Authors: Walter R Stahel
Date of publish: March 2016
Why did we select this research?
Circular economy business models fall in two groups: those that foster reuse and extend service life through repair, remanufacture, upgrades and retrofits; and those that turn old goods into as-new resources by recycling the materials.
- Research and innovation are needed at all levels (social, technological and commercial). Economists and environmental and materials scientists need to assess the ecological impacts and costs and benefits of products.
- Communication and information strategies are needed to raise the awareness of manufacturers and the public about their responsibility for products throughout their service lives.
- Role of policy and policymakers preparing the new playground rules (like internalization of external costs, such as emissions and pollution, should be rewarded; stewardship should overrule ownership and its right to destroy).
- The role of internet and The Internet of Things (in which everyday objects are digitally connected) and Industry 4.0 (intelligent technical systems for mass production) will boost such a shift, but also demand a policy review that considers questions of ownership and liability of data and goods.

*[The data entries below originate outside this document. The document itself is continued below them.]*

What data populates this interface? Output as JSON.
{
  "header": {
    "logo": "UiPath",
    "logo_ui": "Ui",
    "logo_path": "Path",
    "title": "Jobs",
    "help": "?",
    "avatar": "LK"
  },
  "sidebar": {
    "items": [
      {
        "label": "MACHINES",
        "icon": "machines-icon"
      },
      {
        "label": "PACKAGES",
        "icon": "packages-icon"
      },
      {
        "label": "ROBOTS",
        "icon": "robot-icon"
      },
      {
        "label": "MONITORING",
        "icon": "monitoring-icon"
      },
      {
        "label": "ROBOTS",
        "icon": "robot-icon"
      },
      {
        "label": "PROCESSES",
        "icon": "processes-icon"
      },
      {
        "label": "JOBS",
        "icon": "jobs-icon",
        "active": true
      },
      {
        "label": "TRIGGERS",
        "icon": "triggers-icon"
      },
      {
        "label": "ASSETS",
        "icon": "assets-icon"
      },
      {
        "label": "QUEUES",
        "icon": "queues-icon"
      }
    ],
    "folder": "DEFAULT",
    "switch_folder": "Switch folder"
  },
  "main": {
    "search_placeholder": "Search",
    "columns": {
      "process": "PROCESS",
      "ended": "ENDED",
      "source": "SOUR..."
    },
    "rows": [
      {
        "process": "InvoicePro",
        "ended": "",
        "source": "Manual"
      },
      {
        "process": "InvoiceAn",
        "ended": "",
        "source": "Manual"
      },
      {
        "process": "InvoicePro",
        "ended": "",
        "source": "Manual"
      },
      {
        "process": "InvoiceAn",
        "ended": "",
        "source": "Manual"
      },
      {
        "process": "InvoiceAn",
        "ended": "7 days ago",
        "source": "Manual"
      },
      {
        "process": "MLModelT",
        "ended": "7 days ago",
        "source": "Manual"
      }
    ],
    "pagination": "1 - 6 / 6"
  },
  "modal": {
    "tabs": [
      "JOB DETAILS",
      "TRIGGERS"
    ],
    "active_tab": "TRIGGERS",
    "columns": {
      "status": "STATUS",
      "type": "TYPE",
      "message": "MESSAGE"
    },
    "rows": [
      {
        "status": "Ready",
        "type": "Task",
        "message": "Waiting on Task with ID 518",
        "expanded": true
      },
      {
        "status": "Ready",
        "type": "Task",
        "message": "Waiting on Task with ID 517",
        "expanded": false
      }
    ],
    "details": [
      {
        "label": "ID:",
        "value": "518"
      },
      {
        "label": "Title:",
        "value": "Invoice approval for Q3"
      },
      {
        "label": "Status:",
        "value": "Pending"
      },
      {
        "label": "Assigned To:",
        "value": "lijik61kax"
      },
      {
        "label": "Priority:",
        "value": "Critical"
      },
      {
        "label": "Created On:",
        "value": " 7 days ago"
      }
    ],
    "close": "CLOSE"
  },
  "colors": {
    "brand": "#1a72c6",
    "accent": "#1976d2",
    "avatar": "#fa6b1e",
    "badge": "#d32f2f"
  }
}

Stahel, W. R. (2016). The circular economy. Nature News, 531(7595), 435.